The supernatural element is rationalized, explained away like something out of a Ann Radcliffe novel. There is a great deal of physicality which I associate with Hodgson. His narrator spends a great deal of time outdoors and running about.
That narrator, Herton, arrives in a small English village that’s in tumult because a dozen people have been killed there. Some claim a walking marble statue is doing the killing.
Herton goes to visit his old friend William Turner who lives in the town.
Once Herton hears the story of the killer statue, he decides to try his hand at catching it.
So, Turner and Herton go to the park with the statue in it late that night. The statue is not on its base.
Then, in the bushes, a carved marble face is seen. A giant looms out of the dark, and Herton and Turner run away.
Next morning, rather ashamed at their cowardice, the two go back to the park. The statue is back. It’s of a woman and made of white marble. In its right hand is a twisted cloth. The left hand is empty but in a gripping pose.
It was at this point I wondered if Hodgson was going to be working Thugees into the story.
We learn the statue is part of the estate of Colonel Wigham. He was a recluse and had an old servant from India. He died about nine months ago, strangled. Being childless, his estate was converted to the town’s park.
Herton examines the statue and is convinced it’s just marble.
The two men hang about the park for the next week. Then, one night, they hear a scream and find a dead woman. In a local bar, Herton and Turner get three men to go to the park and take care of the menace.
They see the statue walking about. The men try to sneak up on it, but Turner falls and accidentally discharges one of his pistols. The statue bolts off, the men after it. Herton even shoots at it. After a few minutes, one of the men catches up to it and gets killed. The chase concludes without its marble quarry.
The next day a group of men go to the park with the intent of destroying the statue, but it’s gone.
That night, Herton gets a brainstorm.
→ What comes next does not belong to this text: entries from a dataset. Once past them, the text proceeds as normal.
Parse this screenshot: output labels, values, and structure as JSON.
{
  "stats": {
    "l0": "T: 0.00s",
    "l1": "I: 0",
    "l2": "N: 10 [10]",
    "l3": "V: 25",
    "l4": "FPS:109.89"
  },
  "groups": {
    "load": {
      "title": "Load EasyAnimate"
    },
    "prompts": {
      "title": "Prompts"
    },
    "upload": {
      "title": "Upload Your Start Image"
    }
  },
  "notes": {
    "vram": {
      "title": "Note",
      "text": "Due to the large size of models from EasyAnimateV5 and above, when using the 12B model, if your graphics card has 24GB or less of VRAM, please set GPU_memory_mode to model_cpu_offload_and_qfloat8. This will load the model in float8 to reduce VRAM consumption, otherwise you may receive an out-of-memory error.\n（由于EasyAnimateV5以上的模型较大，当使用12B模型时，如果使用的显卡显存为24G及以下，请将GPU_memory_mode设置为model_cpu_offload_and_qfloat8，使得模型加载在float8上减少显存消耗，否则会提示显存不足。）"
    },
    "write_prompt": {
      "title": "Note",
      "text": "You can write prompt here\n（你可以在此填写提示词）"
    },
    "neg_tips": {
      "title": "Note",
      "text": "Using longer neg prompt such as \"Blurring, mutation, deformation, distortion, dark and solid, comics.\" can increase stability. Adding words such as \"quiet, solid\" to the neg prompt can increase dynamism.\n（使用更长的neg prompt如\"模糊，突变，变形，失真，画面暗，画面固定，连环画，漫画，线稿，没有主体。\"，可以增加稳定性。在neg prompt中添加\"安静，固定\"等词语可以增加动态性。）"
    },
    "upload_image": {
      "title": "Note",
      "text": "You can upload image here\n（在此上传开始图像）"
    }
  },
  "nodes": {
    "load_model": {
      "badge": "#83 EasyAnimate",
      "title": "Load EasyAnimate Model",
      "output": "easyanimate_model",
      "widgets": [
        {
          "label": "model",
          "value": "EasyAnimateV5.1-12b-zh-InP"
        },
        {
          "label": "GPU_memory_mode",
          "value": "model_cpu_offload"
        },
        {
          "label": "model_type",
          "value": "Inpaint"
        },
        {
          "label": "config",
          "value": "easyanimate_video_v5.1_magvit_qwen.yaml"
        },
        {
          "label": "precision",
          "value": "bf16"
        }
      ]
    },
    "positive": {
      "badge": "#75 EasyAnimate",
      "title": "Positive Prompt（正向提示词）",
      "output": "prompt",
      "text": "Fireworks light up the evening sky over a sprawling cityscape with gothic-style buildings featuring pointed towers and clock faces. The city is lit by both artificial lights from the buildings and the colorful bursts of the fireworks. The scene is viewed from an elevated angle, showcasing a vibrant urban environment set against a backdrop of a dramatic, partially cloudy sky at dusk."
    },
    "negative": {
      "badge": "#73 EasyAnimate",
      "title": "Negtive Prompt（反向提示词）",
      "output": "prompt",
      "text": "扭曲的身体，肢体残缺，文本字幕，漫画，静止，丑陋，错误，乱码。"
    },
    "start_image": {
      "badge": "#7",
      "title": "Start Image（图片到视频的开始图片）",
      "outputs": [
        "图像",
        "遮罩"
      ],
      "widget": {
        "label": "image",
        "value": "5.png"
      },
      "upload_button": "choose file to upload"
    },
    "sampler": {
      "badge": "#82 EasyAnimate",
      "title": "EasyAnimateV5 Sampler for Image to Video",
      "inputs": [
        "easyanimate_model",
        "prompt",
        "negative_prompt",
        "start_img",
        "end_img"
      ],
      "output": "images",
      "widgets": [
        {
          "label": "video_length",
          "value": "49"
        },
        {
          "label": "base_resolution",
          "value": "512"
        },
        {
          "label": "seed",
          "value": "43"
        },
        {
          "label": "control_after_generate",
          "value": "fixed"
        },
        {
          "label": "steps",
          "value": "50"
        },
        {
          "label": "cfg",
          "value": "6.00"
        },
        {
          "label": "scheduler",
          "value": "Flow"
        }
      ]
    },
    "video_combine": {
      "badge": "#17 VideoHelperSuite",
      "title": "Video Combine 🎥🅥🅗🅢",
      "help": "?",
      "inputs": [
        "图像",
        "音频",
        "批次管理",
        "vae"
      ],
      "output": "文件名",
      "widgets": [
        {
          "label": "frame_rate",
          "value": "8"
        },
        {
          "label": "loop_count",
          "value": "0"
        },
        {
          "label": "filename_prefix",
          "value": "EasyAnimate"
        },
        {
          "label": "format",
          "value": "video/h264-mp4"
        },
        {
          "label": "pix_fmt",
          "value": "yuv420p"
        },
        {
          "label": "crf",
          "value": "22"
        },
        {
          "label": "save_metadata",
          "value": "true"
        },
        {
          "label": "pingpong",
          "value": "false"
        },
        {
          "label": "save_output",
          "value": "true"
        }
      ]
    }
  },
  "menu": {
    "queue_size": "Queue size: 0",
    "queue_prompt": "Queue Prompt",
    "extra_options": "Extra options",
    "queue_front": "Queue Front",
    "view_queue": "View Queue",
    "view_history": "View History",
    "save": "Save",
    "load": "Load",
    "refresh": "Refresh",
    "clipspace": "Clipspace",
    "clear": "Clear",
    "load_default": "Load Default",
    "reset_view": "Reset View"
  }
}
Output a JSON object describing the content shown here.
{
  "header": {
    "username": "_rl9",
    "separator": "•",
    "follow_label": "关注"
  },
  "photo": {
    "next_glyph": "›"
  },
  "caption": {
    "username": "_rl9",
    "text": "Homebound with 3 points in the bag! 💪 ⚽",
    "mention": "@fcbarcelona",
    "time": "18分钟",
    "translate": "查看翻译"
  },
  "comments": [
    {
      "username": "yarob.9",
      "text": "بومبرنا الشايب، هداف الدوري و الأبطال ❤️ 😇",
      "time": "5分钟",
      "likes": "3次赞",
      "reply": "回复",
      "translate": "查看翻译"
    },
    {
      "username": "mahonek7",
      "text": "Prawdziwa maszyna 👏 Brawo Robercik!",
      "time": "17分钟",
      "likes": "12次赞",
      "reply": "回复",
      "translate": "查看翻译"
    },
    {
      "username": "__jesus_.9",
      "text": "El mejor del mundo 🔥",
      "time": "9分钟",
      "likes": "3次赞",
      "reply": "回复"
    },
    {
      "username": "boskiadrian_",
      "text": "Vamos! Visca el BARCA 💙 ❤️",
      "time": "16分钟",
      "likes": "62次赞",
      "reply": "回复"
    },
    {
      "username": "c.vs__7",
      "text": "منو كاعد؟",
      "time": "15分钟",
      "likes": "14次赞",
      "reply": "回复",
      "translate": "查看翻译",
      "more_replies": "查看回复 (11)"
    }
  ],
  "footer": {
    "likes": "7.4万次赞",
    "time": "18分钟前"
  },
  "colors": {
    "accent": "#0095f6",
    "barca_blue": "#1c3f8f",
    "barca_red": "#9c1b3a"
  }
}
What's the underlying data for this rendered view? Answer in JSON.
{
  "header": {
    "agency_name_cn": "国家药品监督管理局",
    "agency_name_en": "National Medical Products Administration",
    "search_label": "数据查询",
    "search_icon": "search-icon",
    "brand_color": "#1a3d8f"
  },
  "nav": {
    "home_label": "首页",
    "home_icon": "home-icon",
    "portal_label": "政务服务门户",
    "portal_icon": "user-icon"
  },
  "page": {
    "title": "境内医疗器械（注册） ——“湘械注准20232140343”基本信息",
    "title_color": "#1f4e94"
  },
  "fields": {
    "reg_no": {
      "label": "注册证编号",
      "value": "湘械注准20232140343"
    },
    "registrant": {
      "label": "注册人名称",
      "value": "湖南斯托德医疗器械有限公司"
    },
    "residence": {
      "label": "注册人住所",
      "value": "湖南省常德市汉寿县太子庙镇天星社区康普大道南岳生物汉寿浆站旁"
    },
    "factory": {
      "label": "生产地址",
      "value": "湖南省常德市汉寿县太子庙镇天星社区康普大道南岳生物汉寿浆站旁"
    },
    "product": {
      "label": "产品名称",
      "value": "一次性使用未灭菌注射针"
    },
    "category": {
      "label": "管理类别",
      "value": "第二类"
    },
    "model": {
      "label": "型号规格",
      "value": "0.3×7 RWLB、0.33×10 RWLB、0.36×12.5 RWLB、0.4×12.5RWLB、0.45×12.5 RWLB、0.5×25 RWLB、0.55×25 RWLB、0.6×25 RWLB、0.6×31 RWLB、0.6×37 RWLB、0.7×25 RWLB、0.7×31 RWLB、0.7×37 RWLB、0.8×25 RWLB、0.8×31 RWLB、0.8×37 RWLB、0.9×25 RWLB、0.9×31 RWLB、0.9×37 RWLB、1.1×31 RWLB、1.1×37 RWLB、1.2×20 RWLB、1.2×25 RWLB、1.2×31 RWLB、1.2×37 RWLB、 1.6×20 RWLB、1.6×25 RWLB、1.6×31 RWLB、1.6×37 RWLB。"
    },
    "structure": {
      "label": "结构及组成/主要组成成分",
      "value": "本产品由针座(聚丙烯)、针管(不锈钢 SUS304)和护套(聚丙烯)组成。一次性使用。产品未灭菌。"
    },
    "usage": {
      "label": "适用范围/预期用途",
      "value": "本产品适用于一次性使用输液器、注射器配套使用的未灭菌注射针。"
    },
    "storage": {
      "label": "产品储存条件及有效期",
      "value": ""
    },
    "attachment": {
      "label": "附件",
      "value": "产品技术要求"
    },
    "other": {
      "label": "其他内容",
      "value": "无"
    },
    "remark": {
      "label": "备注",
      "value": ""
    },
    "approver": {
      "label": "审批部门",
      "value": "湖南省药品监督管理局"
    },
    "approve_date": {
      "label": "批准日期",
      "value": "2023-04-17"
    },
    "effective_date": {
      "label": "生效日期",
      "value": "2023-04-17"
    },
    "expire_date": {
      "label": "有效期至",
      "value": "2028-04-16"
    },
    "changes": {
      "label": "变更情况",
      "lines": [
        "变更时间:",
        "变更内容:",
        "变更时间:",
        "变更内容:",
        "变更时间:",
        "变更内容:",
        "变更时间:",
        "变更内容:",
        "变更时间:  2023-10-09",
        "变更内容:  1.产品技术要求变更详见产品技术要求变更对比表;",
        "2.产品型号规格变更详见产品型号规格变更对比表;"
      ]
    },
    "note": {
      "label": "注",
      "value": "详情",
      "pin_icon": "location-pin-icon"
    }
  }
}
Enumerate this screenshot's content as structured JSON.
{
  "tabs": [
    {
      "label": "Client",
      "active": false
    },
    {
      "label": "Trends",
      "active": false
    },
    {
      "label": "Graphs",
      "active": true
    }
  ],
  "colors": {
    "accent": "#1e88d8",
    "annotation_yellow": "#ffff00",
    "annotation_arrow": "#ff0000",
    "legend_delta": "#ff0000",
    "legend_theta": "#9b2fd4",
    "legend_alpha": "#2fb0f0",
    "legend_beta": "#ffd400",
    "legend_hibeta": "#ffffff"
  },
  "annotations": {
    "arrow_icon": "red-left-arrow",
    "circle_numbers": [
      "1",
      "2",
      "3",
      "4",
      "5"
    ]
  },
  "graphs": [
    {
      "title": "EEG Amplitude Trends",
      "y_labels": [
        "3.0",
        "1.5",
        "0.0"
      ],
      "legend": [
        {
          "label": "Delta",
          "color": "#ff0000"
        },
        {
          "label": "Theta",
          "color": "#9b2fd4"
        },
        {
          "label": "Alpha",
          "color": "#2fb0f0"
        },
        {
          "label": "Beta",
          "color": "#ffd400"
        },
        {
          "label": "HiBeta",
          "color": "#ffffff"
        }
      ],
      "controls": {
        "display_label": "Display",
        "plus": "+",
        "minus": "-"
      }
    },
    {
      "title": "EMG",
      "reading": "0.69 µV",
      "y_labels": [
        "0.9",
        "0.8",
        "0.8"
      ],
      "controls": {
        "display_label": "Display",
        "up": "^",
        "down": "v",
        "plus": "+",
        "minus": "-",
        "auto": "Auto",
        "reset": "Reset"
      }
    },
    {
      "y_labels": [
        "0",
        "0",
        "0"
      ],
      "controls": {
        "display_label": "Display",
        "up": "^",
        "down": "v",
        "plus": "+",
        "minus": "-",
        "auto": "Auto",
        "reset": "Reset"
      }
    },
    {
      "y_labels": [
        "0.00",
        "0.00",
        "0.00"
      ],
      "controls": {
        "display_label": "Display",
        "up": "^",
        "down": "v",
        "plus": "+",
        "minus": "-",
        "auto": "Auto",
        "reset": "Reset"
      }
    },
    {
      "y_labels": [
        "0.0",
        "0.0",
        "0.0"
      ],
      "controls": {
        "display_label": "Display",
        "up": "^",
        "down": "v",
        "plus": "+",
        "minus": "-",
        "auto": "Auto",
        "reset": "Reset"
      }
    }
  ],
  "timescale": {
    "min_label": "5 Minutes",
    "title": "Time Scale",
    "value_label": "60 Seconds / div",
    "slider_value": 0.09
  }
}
He asks after Colonel Wigham and where his papers are.
He finds an account of Wigham’s. Looking to exterminate the Thugee cult in India – as per British policy, he comes across a temple to the sect’s deity, Kali. Specifically Kali in a previously unknown form. That statue is the one in the park. We also learn the Colonel barely escaped death at the hands of a Thugee high priest of enormous size and fury.
Herton immediately drags Turner out to the park in the night and to the bare pedestal of the statue. He examines it and, as expected, finds a switch. The statue rises up from the base. Herton finds another switch, swivels it off to the side, and reveals a passage leading down.
Herton follows the passage down. It leads to a tunnel that goes to the park’s lake. (The tunnel, it seems, preexists Wigham buying the place.)
By lamp light, just beneath the water of the lake, Herton sees “something of an indistinct whiteness”. He pulls a mask out of the water, a mask that matches the statue’s face.
Later, workmen pull out “the dead body of an enormous Hindoo” dressed in white. It is the high priest of the Thugee temple, dead from shots fired that night when he was pursued in the park. He was impersonating Kali to bring terror to Wigham’s town.
It’s a pretty so-so story. The prose is so bare-bone, brief descriptions, dialogue, action, that there’s no real buildup of atmosphere.